Internal migration within Russia has been stymied by the Soviet-installed system of residency permits, known as propiska. Without a residency permit, it is nearly impossible for Russians to move to another city and find work or housing. The residency permit system has kept rural residents from flocking to urban areas, especially to cities such as Moscow.
In recent years, a payment of about $7,000, equivalent to 500 times the minimum monthly wage, was required to secure a residence permit for Moscow. After the residence permit fee was challenged in court last year, Moscow's mayor canceled the propiska, but asked the city council to charge a fee 300 times the minimum monthly wage for newcomers who wish to purchase an apartment. The Moscow city council has so far refused to approve the fee.
Apartments are the most valuable possession of many urban residents. Since the collapse of the Soviet government, most apartments were privatized or sold to their inhabitants for a nominal sum. Most apartment owners cannot afford to sell their apartments because real estate prices, especially in Moscow, have soared.
Some ethnic Russians who fled to Moscow before 1991 have found themselves considered "foreigners" because they do not have proper documentation to secure housing, jobs and social services. Many were granted forced migrant or refugee status by the Russian Constitution, but still find themselves subject to local laws that often leave them with no status, and hence no services.
The Russian population fell by 475,000 in 1996 to 147.5 million in January 1997. Some 97,500 emigrants left Russia in 1996, with over 90 percent moving to Germany, Israel and the US.
Hazardous environmental conditions have forced about 700,000 persons to abandon their homes around Chernobyl, the Aral Sea and the Semipalatinsk nuclear test site. There are an estimated 150,000 environmental migrants in the Ukraine, 75,000 in the Russian Federation and 145,000 in Belarus. Ecologists say there are more than 270 areas in the former Soviet Union where environmental contamination is forcing people to abandon their homes.
A Belorussian official said that Belorussian border guards have been placed along the border with Russia in order to prevent African and Asian illegal immigrants from entering. In 1996, border guards detained over 3,000 illegal immigrants, including 1,000 from Asia and Africa.
The Ukraine and Belarus will set up a joint committee to study problems along the 953-mile border that they share.
Lithuanian border guards offer cash rewards to residents of the frontier town of Lazdijai who provided information about illegal immigrants. Lazdijai is located where Belarus, Poland, Lithuania and Russia meet. In December, tips from residents led to the arrests of about 400 illegal immigrants from Afghanistan, India and Sri Lanka who had tried to enter Lithuania via Belarus.
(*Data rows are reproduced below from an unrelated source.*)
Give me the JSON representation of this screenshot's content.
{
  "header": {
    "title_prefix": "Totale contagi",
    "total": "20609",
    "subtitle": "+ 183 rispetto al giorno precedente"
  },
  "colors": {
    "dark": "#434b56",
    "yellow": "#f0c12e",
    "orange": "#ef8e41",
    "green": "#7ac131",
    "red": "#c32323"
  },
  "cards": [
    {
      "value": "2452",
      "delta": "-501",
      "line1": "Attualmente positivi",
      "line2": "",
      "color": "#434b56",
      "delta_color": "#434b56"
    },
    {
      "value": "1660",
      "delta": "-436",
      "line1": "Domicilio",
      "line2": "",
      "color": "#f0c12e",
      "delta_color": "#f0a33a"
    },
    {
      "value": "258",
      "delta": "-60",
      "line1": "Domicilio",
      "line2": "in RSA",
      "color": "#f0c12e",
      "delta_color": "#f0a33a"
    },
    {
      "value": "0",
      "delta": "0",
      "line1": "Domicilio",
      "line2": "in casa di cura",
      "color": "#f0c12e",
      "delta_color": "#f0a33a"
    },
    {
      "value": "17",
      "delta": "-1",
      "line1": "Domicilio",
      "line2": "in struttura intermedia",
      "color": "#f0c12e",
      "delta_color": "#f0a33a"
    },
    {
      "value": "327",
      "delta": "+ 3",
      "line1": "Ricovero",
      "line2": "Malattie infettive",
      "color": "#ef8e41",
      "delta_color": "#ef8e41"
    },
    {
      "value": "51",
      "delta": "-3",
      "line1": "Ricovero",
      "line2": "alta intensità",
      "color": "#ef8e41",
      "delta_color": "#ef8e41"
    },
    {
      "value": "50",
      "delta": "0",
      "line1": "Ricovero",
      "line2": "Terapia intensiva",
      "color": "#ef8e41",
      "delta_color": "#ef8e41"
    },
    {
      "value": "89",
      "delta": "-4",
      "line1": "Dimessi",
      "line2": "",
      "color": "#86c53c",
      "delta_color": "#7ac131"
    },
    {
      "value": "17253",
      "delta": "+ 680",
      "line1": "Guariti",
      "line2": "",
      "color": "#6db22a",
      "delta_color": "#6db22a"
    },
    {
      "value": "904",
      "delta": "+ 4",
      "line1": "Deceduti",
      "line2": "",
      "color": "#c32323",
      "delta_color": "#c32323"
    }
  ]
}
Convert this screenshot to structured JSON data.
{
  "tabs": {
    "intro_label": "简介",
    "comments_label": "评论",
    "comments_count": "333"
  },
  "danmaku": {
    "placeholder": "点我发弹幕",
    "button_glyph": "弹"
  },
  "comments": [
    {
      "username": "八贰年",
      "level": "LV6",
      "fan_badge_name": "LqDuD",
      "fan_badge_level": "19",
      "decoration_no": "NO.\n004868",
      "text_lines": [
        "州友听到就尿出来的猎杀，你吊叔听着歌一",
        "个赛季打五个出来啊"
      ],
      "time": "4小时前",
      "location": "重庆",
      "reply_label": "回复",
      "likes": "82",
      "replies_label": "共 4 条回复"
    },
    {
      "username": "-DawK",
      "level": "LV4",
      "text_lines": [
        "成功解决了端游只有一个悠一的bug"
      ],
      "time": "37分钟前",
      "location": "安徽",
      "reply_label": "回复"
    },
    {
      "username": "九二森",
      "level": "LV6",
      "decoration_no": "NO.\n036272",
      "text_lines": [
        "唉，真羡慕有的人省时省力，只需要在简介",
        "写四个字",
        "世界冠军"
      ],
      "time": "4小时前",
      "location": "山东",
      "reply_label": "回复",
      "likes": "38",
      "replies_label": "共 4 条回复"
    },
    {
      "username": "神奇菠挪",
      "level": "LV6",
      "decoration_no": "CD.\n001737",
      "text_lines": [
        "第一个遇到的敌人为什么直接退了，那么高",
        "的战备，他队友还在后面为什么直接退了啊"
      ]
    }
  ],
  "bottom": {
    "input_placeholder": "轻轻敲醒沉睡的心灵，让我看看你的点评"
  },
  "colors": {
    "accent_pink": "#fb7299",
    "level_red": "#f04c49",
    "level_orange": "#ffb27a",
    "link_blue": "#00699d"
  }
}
According to the Russian Federal Migration Service, the number one source of illegal immigrants to Russia in 1996 was Afghanistan. The FMS estimates that six families of Afghan refugees come to Moscow each day. An estimated 150,0000 illegals from Afghanistan live in the Moscow metropolitan area.
In 1996, about 20,000 Russians left Kyrgyzstan, down about 50 percent from 1994-95. About 6,000 Russian-speaking migrants returned to Kyrgyzstan from Russia in 1996.
There are about 750,000 Russians living in Kyrgyzstan, down from 900,000 recorded in the Soviet census in 1989.
More than 1.5 million people have been granted Russian citizenship since 1992, including 900,000 living outside Russia.
Andrei Fomin, "Belorussia, Russia to Coordinate Border Protection," TASS, January 22, 1997. Sarah Koenig, "Refugees in Russia tangled in conflicting laws, New York Times, January 19, 1997. David Hoffman, "Moscow Remains a Perk for Permit Holders," Washington Post, January 20, 1997. "Ukraine and Belarus to set up special committee on border problems," Deutsche Presse Agentur, January 17, 1997. Lilily Kuznetsova, "Afghanistan becomes main supplier of illegals to Russia," TASS, January 3, 1997. Victor Imoshenko, "Migration of the peoples of the former Union as a factor in intergovernmental policy," Nezavisimaya gazeta, December 7, 1996. Vladas Burbulis, "Lithuania Police Issues Awards for Tipoffs on Immigrants," TASS, January 2, 1997.